[GIVEN RECORDS]:

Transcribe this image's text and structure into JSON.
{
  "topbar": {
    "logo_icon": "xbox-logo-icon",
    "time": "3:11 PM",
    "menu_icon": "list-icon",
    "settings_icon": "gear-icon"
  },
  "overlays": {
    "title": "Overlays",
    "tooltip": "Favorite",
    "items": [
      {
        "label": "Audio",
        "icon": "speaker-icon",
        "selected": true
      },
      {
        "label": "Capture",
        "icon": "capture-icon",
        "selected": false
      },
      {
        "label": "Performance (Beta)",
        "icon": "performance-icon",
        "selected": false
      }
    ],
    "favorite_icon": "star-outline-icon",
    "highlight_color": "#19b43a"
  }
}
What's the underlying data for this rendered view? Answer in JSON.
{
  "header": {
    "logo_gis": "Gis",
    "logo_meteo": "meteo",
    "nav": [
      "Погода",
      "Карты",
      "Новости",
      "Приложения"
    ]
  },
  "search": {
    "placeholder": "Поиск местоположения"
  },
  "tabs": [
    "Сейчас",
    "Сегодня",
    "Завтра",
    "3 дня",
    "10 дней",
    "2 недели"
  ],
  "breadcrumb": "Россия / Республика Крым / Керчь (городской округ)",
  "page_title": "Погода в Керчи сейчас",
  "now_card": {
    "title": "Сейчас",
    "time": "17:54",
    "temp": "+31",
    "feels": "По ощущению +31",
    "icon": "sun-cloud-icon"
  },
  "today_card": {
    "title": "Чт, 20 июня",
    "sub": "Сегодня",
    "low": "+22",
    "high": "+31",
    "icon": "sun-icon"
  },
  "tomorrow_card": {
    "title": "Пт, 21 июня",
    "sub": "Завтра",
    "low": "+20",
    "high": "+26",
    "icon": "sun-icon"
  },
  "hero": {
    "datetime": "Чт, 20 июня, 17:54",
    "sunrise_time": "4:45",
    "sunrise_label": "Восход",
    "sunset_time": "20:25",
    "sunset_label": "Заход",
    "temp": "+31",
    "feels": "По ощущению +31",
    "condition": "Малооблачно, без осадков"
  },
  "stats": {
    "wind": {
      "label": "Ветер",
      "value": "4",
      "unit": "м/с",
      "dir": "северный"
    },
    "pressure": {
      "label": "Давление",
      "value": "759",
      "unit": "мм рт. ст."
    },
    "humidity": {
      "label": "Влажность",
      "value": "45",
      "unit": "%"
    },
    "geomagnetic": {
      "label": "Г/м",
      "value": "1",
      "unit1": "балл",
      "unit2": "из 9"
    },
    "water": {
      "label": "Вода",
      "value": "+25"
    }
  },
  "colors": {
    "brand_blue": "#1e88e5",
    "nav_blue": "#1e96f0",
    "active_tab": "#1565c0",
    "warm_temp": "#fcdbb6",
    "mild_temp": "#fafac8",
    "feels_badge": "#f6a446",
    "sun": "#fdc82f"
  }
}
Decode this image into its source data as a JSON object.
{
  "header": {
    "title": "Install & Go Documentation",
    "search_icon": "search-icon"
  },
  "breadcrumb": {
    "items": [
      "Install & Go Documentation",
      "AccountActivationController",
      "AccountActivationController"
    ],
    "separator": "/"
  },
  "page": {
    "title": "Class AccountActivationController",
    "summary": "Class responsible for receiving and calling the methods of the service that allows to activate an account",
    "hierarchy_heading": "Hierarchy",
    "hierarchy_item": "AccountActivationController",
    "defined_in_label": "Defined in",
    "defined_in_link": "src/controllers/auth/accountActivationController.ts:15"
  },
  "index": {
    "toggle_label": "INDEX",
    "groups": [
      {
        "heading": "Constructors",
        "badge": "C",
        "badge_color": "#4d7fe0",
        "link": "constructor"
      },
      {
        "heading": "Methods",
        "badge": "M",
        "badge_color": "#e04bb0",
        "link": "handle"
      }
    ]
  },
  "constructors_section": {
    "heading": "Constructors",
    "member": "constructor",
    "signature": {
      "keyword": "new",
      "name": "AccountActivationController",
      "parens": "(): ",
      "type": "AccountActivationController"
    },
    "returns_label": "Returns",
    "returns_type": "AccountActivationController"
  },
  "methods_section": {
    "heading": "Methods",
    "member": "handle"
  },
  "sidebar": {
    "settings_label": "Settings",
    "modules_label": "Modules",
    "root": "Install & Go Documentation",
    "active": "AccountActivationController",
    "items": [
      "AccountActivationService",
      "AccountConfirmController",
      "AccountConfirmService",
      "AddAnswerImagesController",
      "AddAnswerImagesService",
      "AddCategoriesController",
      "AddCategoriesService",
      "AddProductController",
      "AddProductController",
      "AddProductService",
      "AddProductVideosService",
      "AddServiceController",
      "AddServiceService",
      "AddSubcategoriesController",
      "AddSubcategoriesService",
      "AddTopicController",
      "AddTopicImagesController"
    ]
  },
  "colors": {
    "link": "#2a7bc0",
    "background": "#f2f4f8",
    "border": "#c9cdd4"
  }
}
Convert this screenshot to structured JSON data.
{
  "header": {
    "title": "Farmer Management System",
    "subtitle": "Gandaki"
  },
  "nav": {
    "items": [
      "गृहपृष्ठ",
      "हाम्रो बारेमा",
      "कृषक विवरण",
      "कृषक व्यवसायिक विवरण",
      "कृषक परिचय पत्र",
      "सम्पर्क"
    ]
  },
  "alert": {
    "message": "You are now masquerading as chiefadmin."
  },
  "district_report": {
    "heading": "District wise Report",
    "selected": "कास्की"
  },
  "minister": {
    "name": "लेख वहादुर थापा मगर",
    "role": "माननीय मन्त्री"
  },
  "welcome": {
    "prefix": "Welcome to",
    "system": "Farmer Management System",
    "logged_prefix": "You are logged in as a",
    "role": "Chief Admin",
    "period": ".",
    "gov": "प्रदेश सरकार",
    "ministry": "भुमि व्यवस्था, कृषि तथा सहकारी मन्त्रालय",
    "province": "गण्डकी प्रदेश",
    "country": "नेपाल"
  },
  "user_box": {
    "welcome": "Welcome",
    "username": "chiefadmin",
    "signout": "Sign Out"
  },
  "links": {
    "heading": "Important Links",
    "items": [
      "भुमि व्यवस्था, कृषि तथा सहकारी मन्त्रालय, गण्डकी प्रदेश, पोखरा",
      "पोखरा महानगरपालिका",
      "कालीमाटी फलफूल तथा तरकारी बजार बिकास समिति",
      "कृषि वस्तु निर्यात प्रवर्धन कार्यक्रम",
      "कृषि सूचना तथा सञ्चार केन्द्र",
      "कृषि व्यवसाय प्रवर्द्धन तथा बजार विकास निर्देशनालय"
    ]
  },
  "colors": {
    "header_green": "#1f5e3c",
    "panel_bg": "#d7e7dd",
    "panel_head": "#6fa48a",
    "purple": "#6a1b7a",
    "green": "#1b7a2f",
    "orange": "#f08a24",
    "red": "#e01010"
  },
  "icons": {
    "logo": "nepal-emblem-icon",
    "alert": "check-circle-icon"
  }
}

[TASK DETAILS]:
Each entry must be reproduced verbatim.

[RESULT]:
Transcribe this image's text and structure into JSON.
{
  "topbar": {
    "logo_icon": "xbox-logo-icon",
    "time": "3:11 PM",
    "menu_icon": "list-icon",
    "settings_icon": "gear-icon"
  },
  "overlays": {
    "title": "Overlays",
    "tooltip": "Favorite",
    "items": [
      {
        "label": "Audio",
        "icon": "speaker-icon",
        "selected": true
      },
      {
        "label": "Capture",
        "icon": "capture-icon",
        "selected": false
      },
      {
        "label": "Performance (Beta)",
        "icon": "performance-icon",
        "selected": false
      }
    ],
    "favorite_icon": "star-outline-icon",
    "highlight_color": "#19b43a"
  }
}
What's the underlying data for this rendered view? Answer in JSON.
{
  "header": {
    "logo_gis": "Gis",
    "logo_meteo": "meteo",
    "nav": [
      "Погода",
      "Карты",
      "Новости",
      "Приложения"
    ]
  },
  "search": {
    "placeholder": "Поиск местоположения"
  },
  "tabs": [
    "Сейчас",
    "Сегодня",
    "Завтра",
    "3 дня",
    "10 дней",
    "2 недели"
  ],
  "breadcrumb": "Россия / Республика Крым / Керчь (городской округ)",
  "page_title": "Погода в Керчи сейчас",
  "now_card": {
    "title": "Сейчас",
    "time": "17:54",
    "temp": "+31",
    "feels": "По ощущению +31",
    "icon": "sun-cloud-icon"
  },
  "today_card": {
    "title": "Чт, 20 июня",
    "sub": "Сегодня",
    "low": "+22",
    "high": "+31",
    "icon": "sun-icon"
  },
  "tomorrow_card": {
    "title": "Пт, 21 июня",
    "sub": "Завтра",
    "low": "+20",
    "high": "+26",
    "icon": "sun-icon"
  },
  "hero": {
    "datetime": "Чт, 20 июня, 17:54",
    "sunrise_time": "4:45",
    "sunrise_label": "Восход",
    "sunset_time": "20:25",
    "sunset_label": "Заход",
    "temp": "+31",
    "feels": "По ощущению +31",
    "condition": "Малооблачно, без осадков"
  },
  "stats": {
    "wind": {
      "label": "Ветер",
      "value": "4",
      "unit": "м/с",
      "dir": "северный"
    },
    "pressure": {
      "label": "Давление",
      "value": "759",
      "unit": "мм рт. ст."
    },
    "humidity": {
      "label": "Влажность",
      "value": "45",
      "unit": "%"
    },
    "geomagnetic": {
      "label": "Г/м",
      "value": "1",
      "unit1": "балл",
      "unit2": "из 9"
    },
    "water": {
      "label": "Вода",
      "value": "+25"
    }
  },
  "colors": {
    "brand_blue": "#1e88e5",
    "nav_blue": "#1e96f0",
    "active_tab": "#1565c0",
    "warm_temp": "#fcdbb6",
    "mild_temp": "#fafac8",
    "feels_badge": "#f6a446",
    "sun": "#fdc82f"
  }
}
Decode this image into its source data as a JSON object.
{
  "header": {
    "title": "Install & Go Documentation",
    "search_icon": "search-icon"
  },
  "breadcrumb": {
    "items": [
      "Install & Go Documentation",
      "AccountActivationController",
      "AccountActivationController"
    ],
    "separator": "/"
  },
  "page": {
    "title": "Class AccountActivationController",
    "summary": "Class responsible for receiving and calling the methods of the service that allows to activate an account",
    "hierarchy_heading": "Hierarchy",
    "hierarchy_item": "AccountActivationController",
    "defined_in_label": "Defined in",
    "defined_in_link": "src/controllers/auth/accountActivationController.ts:15"
  },
  "index": {
    "toggle_label": "INDEX",
    "groups": [
      {
        "heading": "Constructors",
        "badge": "C",
        "badge_color": "#4d7fe0",
        "link": "constructor"
      },
      {
        "heading": "Methods",
        "badge": "M",
        "badge_color": "#e04bb0",
        "link": "handle"
      }
    ]
  },
  "constructors_section": {
    "heading": "Constructors",
    "member": "constructor",
    "signature": {
      "keyword": "new",
      "name": "AccountActivationController",
      "parens": "(): ",
      "type": "AccountActivationController"
    },
    "returns_label": "Returns",
    "returns_type": "AccountActivationController"
  },
  "methods_section": {
    "heading": "Methods",
    "member": "handle"
  },
  "sidebar": {
    "settings_label": "Settings",
    "modules_label": "Modules",
    "root": "Install & Go Documentation",
    "active": "AccountActivationController",
    "items": [
      "AccountActivationService",
      "AccountConfirmController",
      "AccountConfirmService",
      "AddAnswerImagesController",
      "AddAnswerImagesService",
      "AddCategoriesController",
      "AddCategoriesService",
      "AddProductController",
      "AddProductController",
      "AddProductService",
      "AddProductVideosService",
      "AddServiceController",
      "AddServiceService",
      "AddSubcategoriesController",
      "AddSubcategoriesService",
      "AddTopicController",
      "AddTopicImagesController"
    ]
  },
  "colors": {
    "link": "#2a7bc0",
    "background": "#f2f4f8",
    "border": "#c9cdd4"
  }
}
Convert this screenshot to structured JSON data.
{
  "header": {
    "title": "Farmer Management System",
    "subtitle": "Gandaki"
  },
  "nav": {
    "items": [
      "गृहपृष्ठ",
      "हाम्रो बारेमा",
      "कृषक विवरण",
      "कृषक व्यवसायिक विवरण",
      "कृषक परिचय पत्र",
      "सम्पर्क"
    ]
  },
  "alert": {
    "message": "You are now masquerading as chiefadmin."
  },
  "district_report": {
    "heading": "District wise Report",
    "selected": "कास्की"
  },
  "minister": {
    "name": "लेख वहादुर थापा मगर",
    "role": "माननीय मन्त्री"
  },
  "welcome": {
    "prefix": "Welcome to",
    "system": "Farmer Management System",
    "logged_prefix": "You are logged in as a",
    "role": "Chief Admin",
    "period": ".",
    "gov": "प्रदेश सरकार",
    "ministry": "भुमि व्यवस्था, कृषि तथा सहकारी मन्त्रालय",
    "province": "गण्डकी प्रदेश",
    "country": "नेपाल"
  },
  "user_box": {
    "welcome": "Welcome",
    "username": "chiefadmin",
    "signout": "Sign Out"
  },
  "links": {
    "heading": "Important Links",
    "items": [
      "भुमि व्यवस्था, कृषि तथा सहकारी मन्त्रालय, गण्डकी प्रदेश, पोखरा",
      "पोखरा महानगरपालिका",
      "कालीमाटी फलफूल तथा तरकारी बजार बिकास समिति",
      "कृषि वस्तु निर्यात प्रवर्धन कार्यक्रम",
      "कृषि सूचना तथा सञ्चार केन्द्र",
      "कृषि व्यवसाय प्रवर्द्धन तथा बजार विकास निर्देशनालय"
    ]
  },
  "colors": {
    "header_green": "#1f5e3c",
    "panel_bg": "#d7e7dd",
    "panel_head": "#6fa48a",
    "purple": "#6a1b7a",
    "green": "#1b7a2f",
    "orange": "#f08a24",
    "red": "#e01010"
  },
  "icons": {
    "logo": "nepal-emblem-icon",
    "alert": "check-circle-icon"
  }
}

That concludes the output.